“Jesus recruited his disciples through inspiration and then formed them through on-the-job perspiration,” Weber said. “Maybe there are some things we can do to follow this example.”
The approach of Jesus in inviting people to service can be adapted for the Church’s modern needs, Weber said. Among the ideas he discussed were offering varied levels of commitment, trying to reach all segments of the community and inspiring people with the truth of the Gospel.
And while placing information about volunteer opportunities in the parish bulletin or making announcements at Mass are helpful, Weber added, there is no method more effective than a personal, one-on-one invitation.
“People are at all different places when they come to Mass. Some people might very well just be shy and have not necessarily thought about volunteering for something, or they are interested, they want to find out a little bit more and they are just unsure of themselves,” he said. “Until we ask, we have no clue.”
The call for Catholics to volunteer in the Church should also come with the reminder that it is not merely another job to do or a way to fill their free time, but a concrete means of living out the Gospel.
“It is putting your faith into practice,” said Msgr. Sean Flynn, pastor of St. Mark Parish, Sea Girt. “It is giving physical expression to your love of God and love of neighbor.”
Although St. Mark is a small parish community, Msgr. Flynn said, approximately 200-300 people are involved as volunteers in various ministries. Opportunities such as helping the poor in the local community, bringing the Eucharist to the homebound and serving on the bereavement committee are among the avenues parishioners have taken to deepen their own faith and the faith of those they serve.
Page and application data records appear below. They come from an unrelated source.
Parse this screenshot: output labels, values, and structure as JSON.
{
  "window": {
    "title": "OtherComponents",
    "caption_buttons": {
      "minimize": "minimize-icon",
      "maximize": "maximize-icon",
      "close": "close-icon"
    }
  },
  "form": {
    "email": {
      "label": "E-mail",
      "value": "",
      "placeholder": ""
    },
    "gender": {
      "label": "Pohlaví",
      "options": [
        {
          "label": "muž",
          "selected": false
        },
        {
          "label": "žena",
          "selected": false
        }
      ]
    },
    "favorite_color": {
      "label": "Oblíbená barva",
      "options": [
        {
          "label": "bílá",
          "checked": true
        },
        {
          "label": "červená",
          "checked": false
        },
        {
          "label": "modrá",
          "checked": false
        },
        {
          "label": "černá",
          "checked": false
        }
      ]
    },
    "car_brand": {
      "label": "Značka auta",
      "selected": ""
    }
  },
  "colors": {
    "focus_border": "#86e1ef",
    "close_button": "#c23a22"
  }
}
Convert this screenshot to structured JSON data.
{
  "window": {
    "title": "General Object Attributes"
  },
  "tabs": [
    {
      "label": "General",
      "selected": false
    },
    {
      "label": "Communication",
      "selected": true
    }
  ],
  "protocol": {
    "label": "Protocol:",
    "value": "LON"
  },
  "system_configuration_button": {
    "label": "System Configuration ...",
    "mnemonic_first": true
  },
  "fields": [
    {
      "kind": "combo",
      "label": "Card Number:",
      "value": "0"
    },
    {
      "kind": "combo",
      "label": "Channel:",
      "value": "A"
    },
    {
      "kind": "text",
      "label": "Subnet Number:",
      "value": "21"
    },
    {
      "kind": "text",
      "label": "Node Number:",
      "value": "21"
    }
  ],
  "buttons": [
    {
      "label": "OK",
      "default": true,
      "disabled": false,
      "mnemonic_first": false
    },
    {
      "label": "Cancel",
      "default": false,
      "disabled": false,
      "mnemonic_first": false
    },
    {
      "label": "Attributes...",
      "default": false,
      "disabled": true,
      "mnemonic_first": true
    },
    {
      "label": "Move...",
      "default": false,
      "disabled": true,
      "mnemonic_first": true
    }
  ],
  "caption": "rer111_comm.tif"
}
“It is a very satisfying thing to be a volunteer, to know that you are making a difference in someone’s life, to know that you are helping someone and that you are helping the Church to reach out to other people, especially the poor and the suffering,” Msgr. Flynn said. “I think it helps them grow spiritually and emotionally.”
In St. Pius X Parish, Forked River, efforts to involve parishioners of all ages in ministry have benefitted both individuals and the parish community as a whole. The parish’s volunteer coordinator, Anne Brennan, said that efforts are made to slowly introduce people to new areas of ministry and expose them to different aspects of church life.
In particular, Brennan said, there is an effort to bring together both younger and older generations for the same activities and events.
“To get the different age groups together, that then fosters a parish family,” Brennan said. “That is our goal when we are doing a lot of these things – not just to get the job done, whatever it might be, but to foster that growth here in our parish.”
In addition to lessening the workload for individual volunteers, getting large numbers of people involved in parish ministry helps to form new relationships among parishioners. Brennan explained that this approach is something that can transform the parish community and enhance all aspects of parish life.
“If you work in some of these areas you get to know people that you normally might not meet,” she said. “I think that gives you a richer fabric of coming to Mass. It makes everybody feel connected.”
According to Weber, creating that type of parish atmosphere is the first step toward the ultimate goal of recruiting volunteers, which is to help them spread Christ’s message outside the church walls.
“Our goal is about encouraging our whole community to be disciples of Christ alive for the world,” Weber said. “Of course we want to bring them into church and we want to strengthen them through the sacramental life of the Church. But we’re actually doing this because our whole business is to go out and make a difference in the world.”[[In-content Ad]]
For information on how to obtain Weber's forthcoming book, email [email protected]